First off, it is an object of great beauty. Cleverly designed with high production values, it is a book to cherish. I have fetish-like tendencies when it comes to books and I love stroking this one – it even has flaps (ahem). So beautiful is it that it came as a surprise when I discovered it is self-published. I emailed Paul to find out the story behind his decision to go down the indie route because I knew there was agent interest in the book and because, bluntly, I’m nosy. But that’s a story for another post.  Possibly …

I rarely read self-published work, not unless it comes highly recommended or I know the author’s work from short-stories or other published work in reputable media. I know that there are some fantastic self-published books out there, but the harsh truth is that there is an awful lot of rubbish and life is too short to wade through the proverbial. This sentiment is shared by many and I might incur the wrath of many for saying this, but hey-ho, it’s only my opinion.

But, I will shout about The Girl on the Pier because it deserves to be heard above the noise (din?), because it is a work of serious intent, well-written and with a fabulous central conceit. Here’s my brief review, and if you’d like to buy the book there are links at the bottom.

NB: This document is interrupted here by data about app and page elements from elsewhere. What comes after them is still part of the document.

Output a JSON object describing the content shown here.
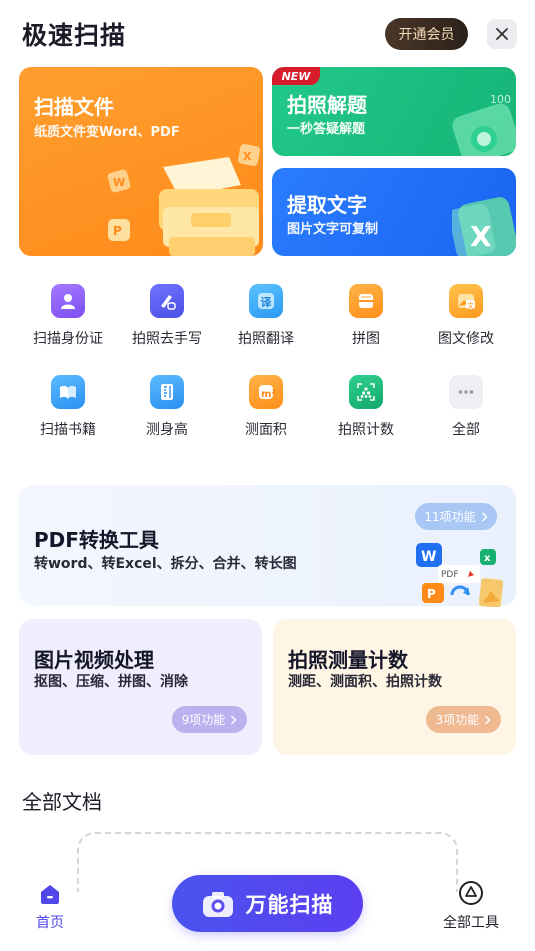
{
  "header": {
    "title": "极速扫描",
    "vip_label": "开通会员"
  },
  "hero": {
    "scan": {
      "title": "扫描文件",
      "subtitle": "纸质文件变Word、PDF"
    },
    "solve": {
      "badge": "NEW",
      "title": "拍照解题",
      "subtitle": "一秒答疑解题"
    },
    "text": {
      "title": "提取文字",
      "subtitle": "图片文字可复制"
    }
  },
  "tools": [
    {
      "label": "扫描身份证",
      "icon": "id-card-icon",
      "color": "#8a5cf6"
    },
    {
      "label": "拍照去手写",
      "icon": "eraser-pen-icon",
      "color": "#5b5df0"
    },
    {
      "label": "拍照翻译",
      "icon": "translate-icon",
      "color": "#2fa7f5"
    },
    {
      "label": "拼图",
      "icon": "collage-icon",
      "color": "#ff9a1f"
    },
    {
      "label": "图文修改",
      "icon": "image-text-edit-icon",
      "color": "#ffa020"
    },
    {
      "label": "扫描书籍",
      "icon": "book-icon",
      "color": "#2f9cf5"
    },
    {
      "label": "测身高",
      "icon": "height-ruler-icon",
      "color": "#2f9cf5"
    },
    {
      "label": "测面积",
      "icon": "area-measure-icon",
      "color": "#ff9a1f"
    },
    {
      "label": "拍照计数",
      "icon": "count-dots-icon",
      "color": "#19b67a"
    },
    {
      "label": "全部",
      "icon": "more-dots-icon",
      "color": "#a7a7b8"
    }
  ],
  "pdf_tool": {
    "title": "PDF转换工具",
    "subtitle": "转word、转Excel、拆分、合并、转长图",
    "count_label": "11项功能",
    "pdf_text": "PDF"
  },
  "media_tool": {
    "title": "图片视频处理",
    "subtitle": "抠图、压缩、拼图、消除",
    "count_label": "9项功能"
  },
  "measure_tool": {
    "title": "拍照测量计数",
    "subtitle": "测距、测面积、拍照计数",
    "count_label": "3项功能"
  },
  "documents": {
    "title": "全部文档"
  },
  "nav": {
    "home_label": "首页",
    "scan_label": "万能扫描",
    "tools_label": "全部工具"
  }
}
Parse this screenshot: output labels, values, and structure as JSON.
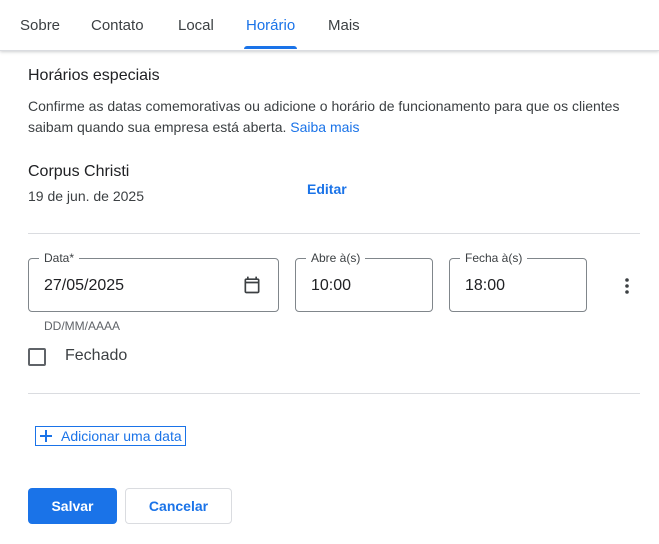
{
  "tabs": [
    {
      "label": "Sobre",
      "active": false
    },
    {
      "label": "Contato",
      "active": false
    },
    {
      "label": "Local",
      "active": false
    },
    {
      "label": "Horário",
      "active": true
    },
    {
      "label": "Mais",
      "active": false
    }
  ],
  "section": {
    "title": "Horários especiais",
    "description": "Confirme as datas comemorativas ou adicione o horário de funcionamento para que os clientes saibam quando sua empresa está aberta.",
    "learn_more": "Saiba mais"
  },
  "holiday": {
    "name": "Corpus Christi",
    "date": "19 de jun. de 2025",
    "edit_label": "Editar"
  },
  "form": {
    "date_label": "Data*",
    "date_value": "27/05/2025",
    "date_hint": "DD/MM/AAAA",
    "opens_label": "Abre à(s)",
    "opens_value": "10:00",
    "closes_label": "Fecha à(s)",
    "closes_value": "18:00",
    "closed_label": "Fechado",
    "closed_checked": false
  },
  "add_date_label": "Adicionar uma data",
  "actions": {
    "save": "Salvar",
    "cancel": "Cancelar"
  },
  "icons": {
    "calendar": "calendar-icon",
    "more": "more-vert-icon",
    "plus": "plus-icon"
  },
  "colors": {
    "accent": "#1a73e8",
    "text": "#202124",
    "divider": "#dadce0"
  }
}
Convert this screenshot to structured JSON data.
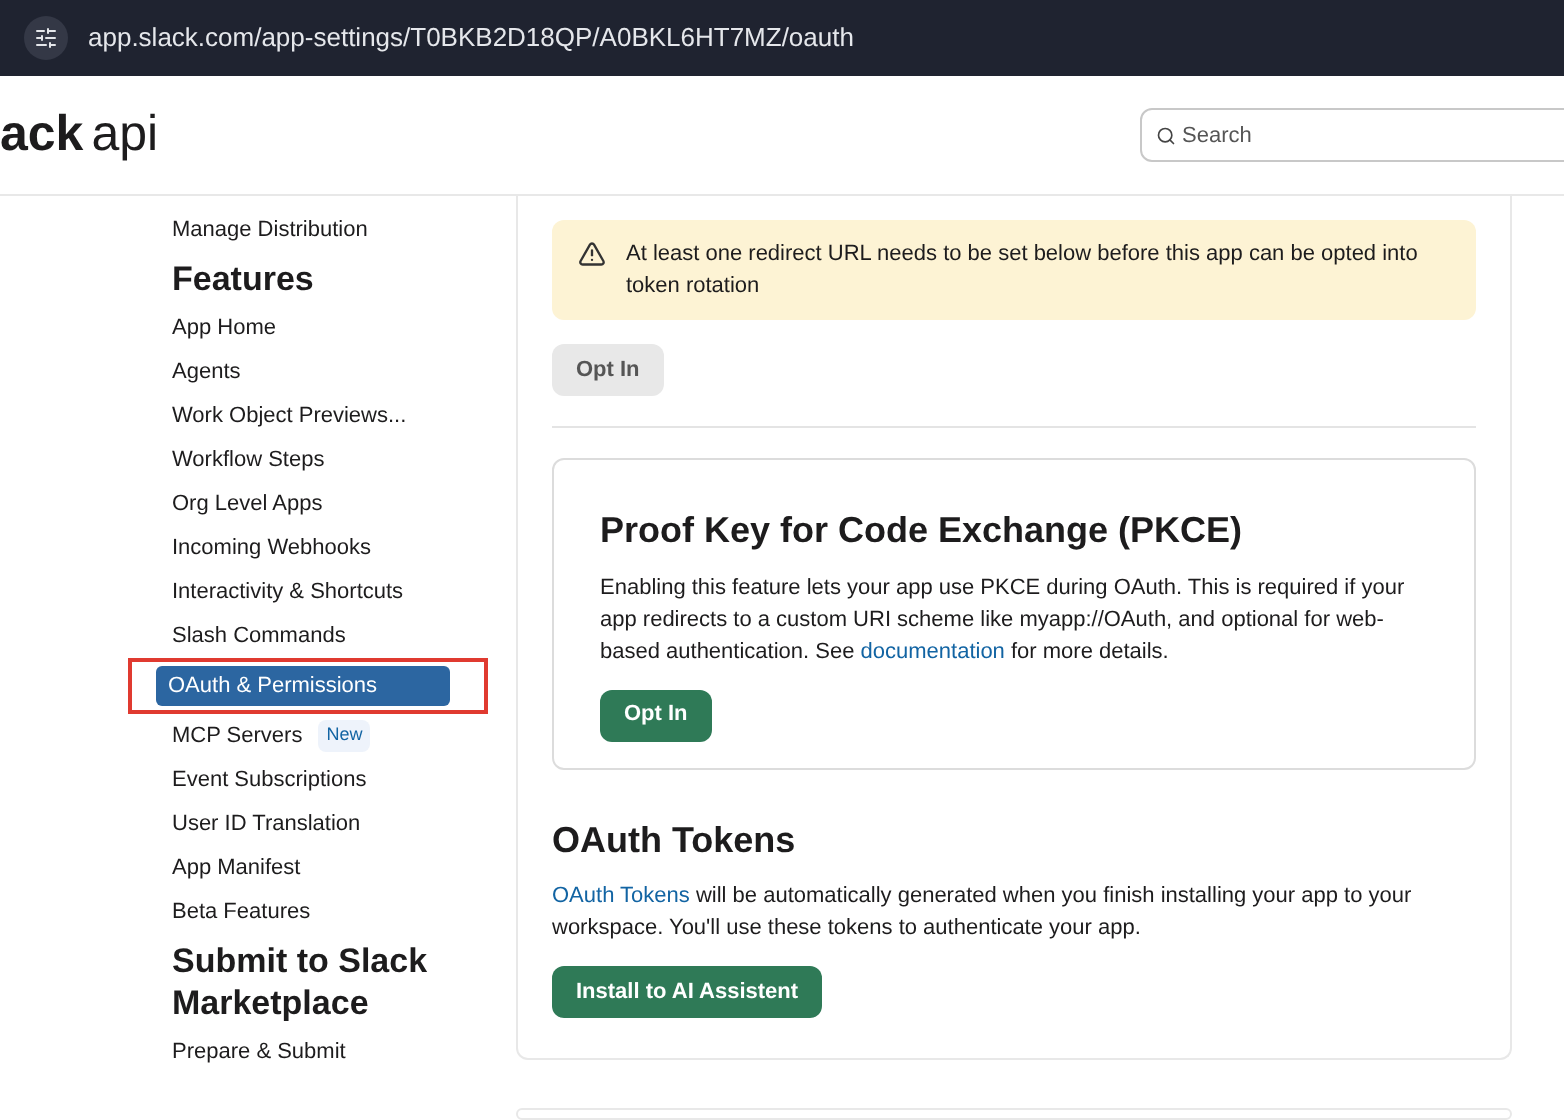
{
  "browser": {
    "url": "app.slack.com/app-settings/T0BKB2D18QP/A0BKL6HT7MZ/oauth"
  },
  "header": {
    "logo": {
      "bold": "ack",
      "light": "api"
    },
    "search": {
      "placeholder": "Search"
    }
  },
  "sidebar": {
    "items": [
      {
        "kind": "link",
        "label": "Manage Distribution",
        "selected": false
      },
      {
        "kind": "heading",
        "label": "Features"
      },
      {
        "kind": "link",
        "label": "App Home",
        "selected": false
      },
      {
        "kind": "link",
        "label": "Agents",
        "selected": false
      },
      {
        "kind": "link",
        "label": "Work Object Previews...",
        "selected": false
      },
      {
        "kind": "link",
        "label": "Workflow Steps",
        "selected": false
      },
      {
        "kind": "link",
        "label": "Org Level Apps",
        "selected": false
      },
      {
        "kind": "link",
        "label": "Incoming Webhooks",
        "selected": false
      },
      {
        "kind": "link",
        "label": "Interactivity & Shortcuts",
        "selected": false
      },
      {
        "kind": "link",
        "label": "Slash Commands",
        "selected": false
      },
      {
        "kind": "link",
        "label": "OAuth & Permissions",
        "selected": true
      },
      {
        "kind": "link",
        "label": "MCP Servers",
        "selected": false,
        "badge": "New"
      },
      {
        "kind": "link",
        "label": "Event Subscriptions",
        "selected": false
      },
      {
        "kind": "link",
        "label": "User ID Translation",
        "selected": false
      },
      {
        "kind": "link",
        "label": "App Manifest",
        "selected": false
      },
      {
        "kind": "link",
        "label": "Beta Features",
        "selected": false
      },
      {
        "kind": "heading",
        "label": "Submit to Slack Marketplace"
      },
      {
        "kind": "link",
        "label": "Prepare & Submit",
        "selected": false
      }
    ]
  },
  "main": {
    "warning": {
      "text": "At least one redirect URL needs to be set below before this app can be opted into token rotation"
    },
    "rotation_button": {
      "label": "Opt In",
      "disabled": true
    },
    "pkce": {
      "title": "Proof Key for Code Exchange (PKCE)",
      "text": [
        {
          "kind": "text",
          "text": "Enabling this feature lets your app use PKCE during OAuth. This is required if your app redirects to a custom URI scheme like myapp://OAuth, and optional for web-based authentication. See "
        },
        {
          "kind": "link",
          "text": "documentation"
        },
        {
          "kind": "text",
          "text": " for more details."
        }
      ],
      "button": {
        "label": "Opt In",
        "disabled": false
      }
    },
    "tokens": {
      "title": "OAuth Tokens",
      "text": [
        {
          "kind": "link",
          "text": "OAuth Tokens"
        },
        {
          "kind": "text",
          "text": " will be automatically generated when you finish installing your app to your workspace. You'll use these tokens to authenticate your app."
        }
      ],
      "button": {
        "label": "Install to AI Assistent",
        "disabled": false
      }
    }
  }
}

Forensic artist Patrick is charged with the reconstruction of the skull of an unidentified girl found on Brighton’s famous West Pier in the 1970s. As he painstakingly reconstructs the girl’s face, memories of a childhood crush surface, blending with obsessive thoughts of a magical night spend on the pier with Black, a beautiful photographer, in the 1990s. An accident means that Patrick loses Black’s telephone number and is unable to trace her, yet he never forgets her or the incredible night they spent together. Abandoned as a boy by his parents and successive lovers, Patrick is an intelligent but damaged man, and as we follow the two mysteries, the lines between fact and personal fiction become increasingly blurred.

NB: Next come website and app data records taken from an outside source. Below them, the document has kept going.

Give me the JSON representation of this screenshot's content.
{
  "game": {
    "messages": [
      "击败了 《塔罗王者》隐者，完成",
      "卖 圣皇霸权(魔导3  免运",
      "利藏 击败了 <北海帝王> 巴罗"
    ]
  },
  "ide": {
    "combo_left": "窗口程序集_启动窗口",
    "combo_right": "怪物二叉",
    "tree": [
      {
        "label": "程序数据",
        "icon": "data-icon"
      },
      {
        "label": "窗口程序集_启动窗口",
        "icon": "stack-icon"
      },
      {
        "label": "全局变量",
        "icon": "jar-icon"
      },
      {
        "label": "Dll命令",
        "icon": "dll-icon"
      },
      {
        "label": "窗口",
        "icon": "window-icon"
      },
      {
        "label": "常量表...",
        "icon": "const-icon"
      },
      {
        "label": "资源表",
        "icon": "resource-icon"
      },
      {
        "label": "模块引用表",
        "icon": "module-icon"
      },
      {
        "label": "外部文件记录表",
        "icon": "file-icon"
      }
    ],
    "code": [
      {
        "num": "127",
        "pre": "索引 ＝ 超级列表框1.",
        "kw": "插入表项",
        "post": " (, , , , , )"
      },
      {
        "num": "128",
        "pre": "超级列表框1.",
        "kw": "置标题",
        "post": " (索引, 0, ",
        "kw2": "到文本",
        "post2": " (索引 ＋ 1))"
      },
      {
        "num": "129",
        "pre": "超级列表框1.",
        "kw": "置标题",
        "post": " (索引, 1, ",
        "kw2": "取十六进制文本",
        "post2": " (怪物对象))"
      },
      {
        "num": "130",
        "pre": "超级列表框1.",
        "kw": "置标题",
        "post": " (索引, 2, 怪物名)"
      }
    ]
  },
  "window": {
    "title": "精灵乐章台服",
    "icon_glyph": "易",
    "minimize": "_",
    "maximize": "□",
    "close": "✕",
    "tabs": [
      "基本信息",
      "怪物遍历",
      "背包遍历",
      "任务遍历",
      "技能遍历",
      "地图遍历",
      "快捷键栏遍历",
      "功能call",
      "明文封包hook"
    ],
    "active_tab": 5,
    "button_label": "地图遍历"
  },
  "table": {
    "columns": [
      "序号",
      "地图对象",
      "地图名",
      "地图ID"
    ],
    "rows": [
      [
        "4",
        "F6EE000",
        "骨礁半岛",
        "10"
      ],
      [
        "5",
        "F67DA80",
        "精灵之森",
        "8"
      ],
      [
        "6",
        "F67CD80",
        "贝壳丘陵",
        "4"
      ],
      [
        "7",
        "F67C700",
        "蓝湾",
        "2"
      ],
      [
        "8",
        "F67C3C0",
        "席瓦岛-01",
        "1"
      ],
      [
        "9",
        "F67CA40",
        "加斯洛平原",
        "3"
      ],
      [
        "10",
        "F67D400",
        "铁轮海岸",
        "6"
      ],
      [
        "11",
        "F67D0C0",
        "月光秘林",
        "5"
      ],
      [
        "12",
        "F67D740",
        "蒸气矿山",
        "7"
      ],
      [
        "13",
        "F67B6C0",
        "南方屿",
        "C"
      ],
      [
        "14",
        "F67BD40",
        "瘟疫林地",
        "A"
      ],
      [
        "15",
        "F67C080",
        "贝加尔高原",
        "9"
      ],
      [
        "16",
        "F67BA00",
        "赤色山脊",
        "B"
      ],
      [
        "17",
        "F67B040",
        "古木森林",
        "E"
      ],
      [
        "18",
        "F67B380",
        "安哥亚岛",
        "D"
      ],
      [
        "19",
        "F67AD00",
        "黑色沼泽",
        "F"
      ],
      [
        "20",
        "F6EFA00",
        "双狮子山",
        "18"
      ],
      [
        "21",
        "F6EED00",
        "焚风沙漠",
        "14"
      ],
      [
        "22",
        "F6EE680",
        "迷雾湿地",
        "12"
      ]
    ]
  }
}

Reflective, atmospheric, and written in gorgeous prose The Girl on the Pier is a literary thriller about ghosts from the past, art, disappointment, obsessive love, and the slippery nature of memory. In Patrick, Tomkins has created a seductive and beguiling narrator, one so smooth it takes a while before you might begin to question his version of events. Set mostly in and around Brighton, the now destroyed pier is exquisitely evoked and the story is choc-a-block with intelligent insights. ‘The hardest thing in human existence is to accept that what’s done is done. Death is final. But so too are our actions, each and every last one of them. We can seek to alter the course of where the present is heading, and we can apologise, and try to put right that which we have got horribly wrong. But none of it can change what actually took place.’

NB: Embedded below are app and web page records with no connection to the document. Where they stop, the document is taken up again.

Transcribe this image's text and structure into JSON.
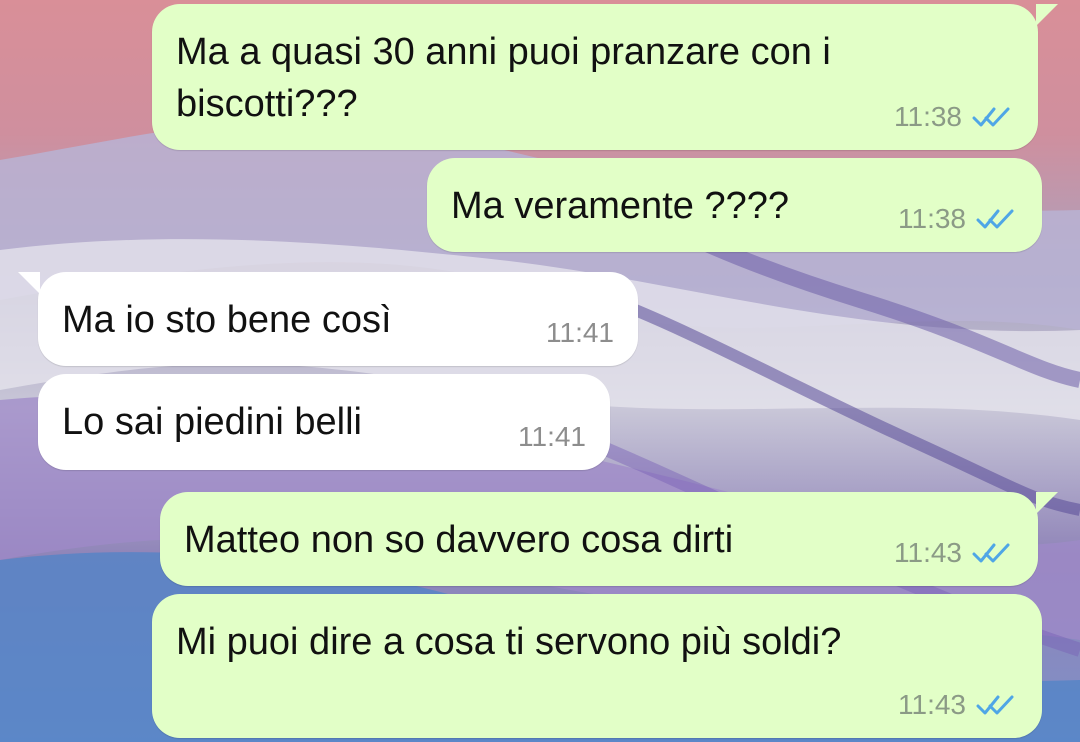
{
  "messages": [
    {
      "id": "m1",
      "direction": "outgoing",
      "text": "Ma a quasi 30 anni puoi pranzare con i\nbiscotti???",
      "time": "11:38",
      "status": "read"
    },
    {
      "id": "m2",
      "direction": "outgoing",
      "text": "Ma veramente ????",
      "time": "11:38",
      "status": "read"
    },
    {
      "id": "m3",
      "direction": "incoming",
      "text": "Ma io sto bene così",
      "time": "11:41"
    },
    {
      "id": "m4",
      "direction": "incoming",
      "text": "Lo sai piedini belli",
      "time": "11:41"
    },
    {
      "id": "m5",
      "direction": "outgoing",
      "text": "Matteo non so davvero cosa dirti",
      "time": "11:43",
      "status": "read"
    },
    {
      "id": "m6",
      "direction": "outgoing",
      "text": "Mi puoi dire a cosa ti servono più soldi?",
      "time": "11:43",
      "status": "read"
    }
  ],
  "colors": {
    "outgoing_bubble": "#e2ffc7",
    "incoming_bubble": "#ffffff",
    "read_ticks": "#4fa6e6",
    "timestamp": "#8b9a86"
  },
  "icons": {
    "read_status": "double-check-icon"
  }
}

It’s common in reviews, especially nowadays and by marketeers, to liken books to others, but I can’t do that with this novel because it isn’t quite like anything I’ve read before.  And this is a very good thing. Commonly, I lean towards faster-paced works but I really liked this book and it made me want to improve my own prose. And what I will say is that if you enjoy well written stories which require a little thought and leave you thinking, then you should enjoy The Girl on the Pier.

Buy the book on Amazon here: http://www.amazon.co.uk/The-Girl-Pier-Paul-Tomkins/dp/1784621048

Find out more about Paul and his work here: www.paultomkins.com

When Does His/Herstory Begin?

Fellow Accent Press author, Tom Williams, has written a thoughtful piece on his blog about the point at which a story can be seen as historical, with particular reference to my novel, Public Battles, Private Wars. Tom makes a number of pertinent points and it’s well worth a read.

Do so here: http://thewhiterajah.blogspot.co.uk/2014/07/public-battles-private-wars.html

BTW – Public Battles, Private Wars is FREE for Kindle and iTunes until the end of July! http://amzn.to/1kibQTc